As you can read in the Minilab project, I really struggled with PCIe passthrough on Xen, and even a bit once I moved to Proxmox, but it ended up working out, and I found myself with a brand new Ubuntu VM with two working Coral AI accelerators for use. I still gave it 4 vcpu cores and 4G of RAM, which is hopefully enough for the full camera system. I setup Docker according to the Docker install guide for Ubuntu, and was off to the races.

Setting up Frigate

At this point, I have the 5 Dahua cameras I setup for the ZoneMinder System, the OctoPrint raspberry pi and it’s USB webcam, and the wide angle PoE camera watching the 3D printer. I setup my Ubuntu VM to load the Frigate directory off a dedicated zfs dataset from the file server, and that includes storage of recordings, clips, and the config.yml file. I relocated the database file off the remote zfs dataset onto the VM’s 30GB OS drive due to file locking issues with Samba shares. I wrote up a config file I was happy with, assuming the Coral AI was all powerful (and I had two of them), using the 5 Dahua cameras and the wide angle PoE camera. I quickly learned a lot:

  • Frigate does not let you create a camera without a detect behavior, at all. It really wants to try object detection, and I don’t want to do that for my 3D printer cameras.
  • I expected a bit too much from the little Coral AI chip, even with two of them. Trying to run 4 cameras at 1440p, 15fps analysis and one at 1080p (the 4K camera which supports higher resolution sub-streams), it was not happy.
  • ffmpeg decoding of so many high resolution streams at high framerate is quite CPU intensive without the ability to offload it to a GPU, and I don’t feel comfortable giving up my only way to access the Proxmox console physically to pass-through the iGPU.

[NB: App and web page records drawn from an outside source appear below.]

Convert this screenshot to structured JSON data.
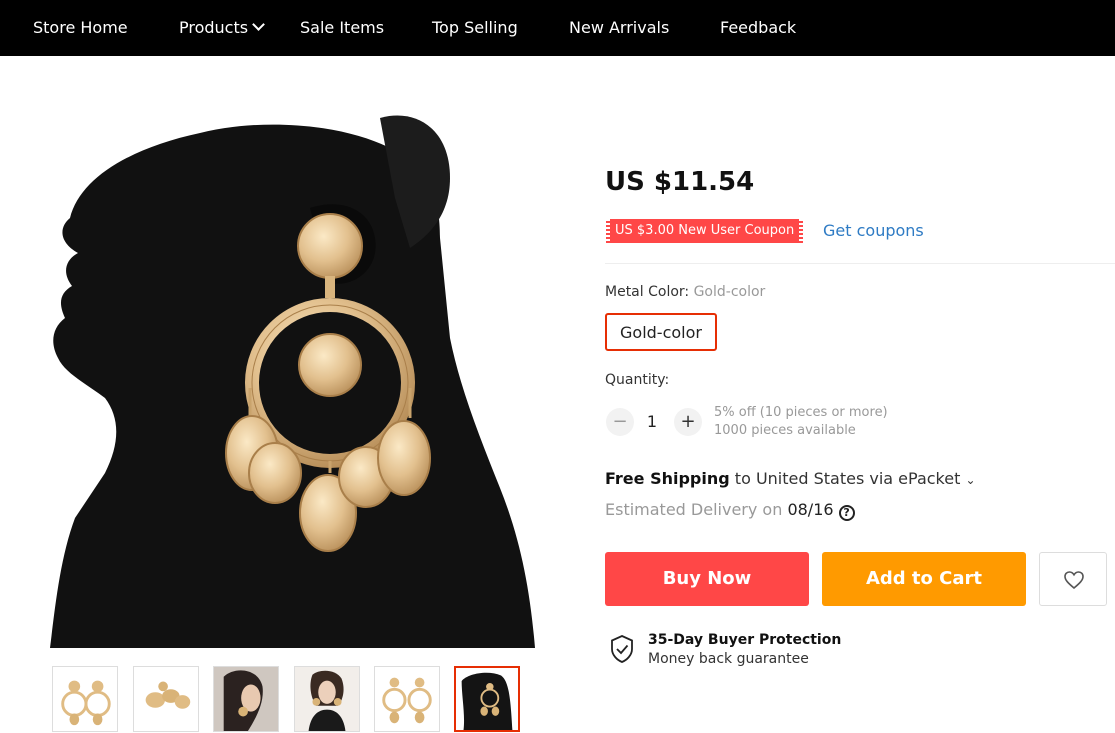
{
  "nav": {
    "items": [
      {
        "label": "Store Home"
      },
      {
        "label": "Products"
      },
      {
        "label": "Sale Items"
      },
      {
        "label": "Top Selling"
      },
      {
        "label": "New Arrivals"
      },
      {
        "label": "Feedback"
      }
    ]
  },
  "product": {
    "price": "US $11.54",
    "coupon_badge": "US $3.00 New User Coupon",
    "get_coupons": "Get coupons",
    "sku": {
      "title": "Metal Color:",
      "selected": "Gold-color",
      "options": [
        "Gold-color"
      ]
    },
    "quantity": {
      "title": "Quantity:",
      "value": "1",
      "minus": "−",
      "plus": "+",
      "discount_note": "5% off (10 pieces or more)",
      "available_note": "1000 pieces available"
    },
    "shipping": {
      "free": "Free Shipping",
      "destination": "to United States via ePacket",
      "estimate_label": "Estimated Delivery on",
      "estimate_date": "08/16"
    },
    "buttons": {
      "buy_now": "Buy Now",
      "add_to_cart": "Add to Cart"
    },
    "protection": {
      "title": "35-Day Buyer Protection",
      "subtitle": "Money back guarantee"
    }
  },
  "gallery": {
    "thumbnail_count": 6,
    "active_index": 5
  },
  "colors": {
    "nav_bg": "#000000",
    "buy_now": "#ff4747",
    "add_to_cart": "#ff9a00",
    "accent_red": "#e62e04",
    "link_blue": "#2e7bc4"
  },
  "icons": [
    "chevron-down-icon",
    "help-icon",
    "heart-icon",
    "shield-check-icon"
  ]
}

After struggling for a bit, having learned a lot, I decided on a much more reasonable configuration:

  • The two door cameras will run analysis at 5fps on the 1440p main stream. Only the main stream is used for these cameras. They have person and cat detection enabled.
  • The two wide field 1440p cameras will run analysis at 5fps on the D1 sub stream, using the D1 stream only for detection and the main stream for everything else. These cameras have car and person detection enabled
  • The 4K varifocal camera will run analysis at 5fps on a 720p sub stream, using the 4K stream for recording and clips and the 720p stream for real-time viewing and detection. This camera has car, person, and cat detection enabled, although I don’t think the resolution is high enough to pick out cats, I want to give it a try.
  • The 3D printer cameras were added to Home Assistant directly, and skip Frigate entirely. HA manages the (re)streaming of these cameras to the HA app and web UI.

Cat Detection

As promised, I really wanted to track my cat. Frigate delivered. Here are some gems for you guys to enjoy:

Front Door Back Door
Cat Cat
Staring into your soul Off on an adventure
Cat Cat
A skilled jumper Supervising the humans
Cat Cat
Leaving for fun Relaxing in the shade

Lovelace View

I added a tab to my HA Lovelace security page specifically for watching the cat Lovelace CatCam page

Cat Cam tab

Final Thoughts

Frigate is an excellent NVR and has earned its place in my network. Once I am satisfied with the recording and clip searching, I will deprecate ZoneMinder and switch to using Frigate exclusively for security cameras. I’m already impressed with how reliably Frigate rejects things like bugs, spiders, and swaying tree shadows, and feel like I can trust the filtered events more than ZoneMinder. I already have plans to automate exterior lighting based on person detection, so we don’t have to ’leave the light on’ for people coming home late, and Frigate should reduce false positives in this regard. More to come on this subject for sure.